- Rick Burns and Li-Shin Yu, The Chinese Exclusion Act, DVD (PBS Distribution, 2018).
- Mae Ngai, “The Architecture of Race in American Immigration Law: A Reexamination of the Immigration Act of 1924,” The Journal of American History. 96, No. 1 (1999), p. 67-92.
- Mae Ngai, “This is How Immigration Reform Happened 50 Years Ago. It can Happen Again,” The Nation, Oct. 2, 2015.
- Daniel Tichenor, “Lyndon Johnson’s Ambivalent Reform: The Immigration and Nationality Act of 1965,” Presidential Studies Quarterly, Vol. 46, No. 3 (2016), 691-705.
By the end of the class, you should have completed a draft of your immigration narrative. You should also have a personal immigration binder.
8 formal class sessions
2 small group sessions
Computer/Cell Phone policy
Please do not take photos or record sessions without explicit permission of the instructor and the class members. Please ask express permission of all those included in a photo prior to circulating anything on social media. Please respect the right to privacy of all members of the course.
Rhetorical Resilience and Community Standards
Immigration is a hot topic of political debate, and many feel passionately about this topic. I do hope to have informed conversations based on evidence while avoiding personal attacks and emotional appeals. We know that learning cannot take place in a space where individuals feel defensive or attacked. Any statements that demean and dehumanize groups and individuals will not be accepted. I respectfully request that those with a tendency to speak freely and frequently restrain themselves from dominating discussion while working toward a practice of active listening and inclusion of all in the conversation. I reserve the right to dismiss any individual from session who violates Middlebury community standards.
Please do not hesitate to let me know what I can do to facilitate your participation in this course.

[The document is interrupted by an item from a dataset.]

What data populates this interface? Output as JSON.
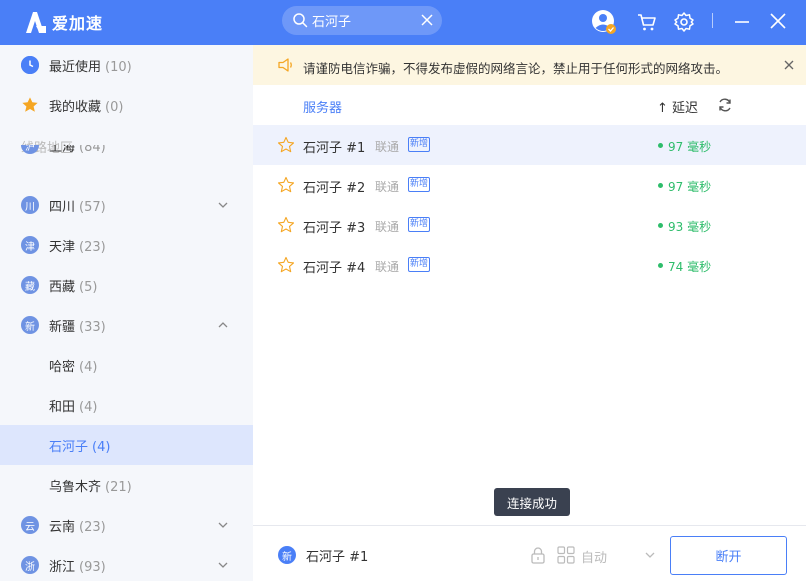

There are a number of accommodations that can be incorporated into the course and the classroom spaces to ensure everyone’s full participation.
All readings are listed on the session in which they take place
Thursday, August 30
Introduction to the Course
Broad Overview of U.S. Migration Studies
Friday, August 31
Meet in Small Groups over breakfast—Person 1 & 2 present
8:45 a.m.-10:30 a.m.
The Chinese Exclusion Act: Contexts of Labor and Race
10:45 a.m.-12 p.m.
The Chinese Exclusion Act: Legal Precedent for Immigration Restriction
1:30 p.m.- 3:30 p.m.
The 1924 Immigration Act (Johnson-Reed Act): Eugenics and Race
Saturday, September 2
Meet in small groups over breakfast—person 3 & 4 present
8:45 a.m.-10:30 a.m.
1924 Immigration Act: Immigration myths and Illegal aliens
10:45 a.m.-12 p.m.
1965 Immigration Act (Hart-Cellar Immigration Act)
Cold War Civil Rights
Long term Consequences
1:30 p.m.- 3:30 p.m.
Class Session 7
Is immigration reform possible? Policy implications for today
Sunday, September 3
Class Session 8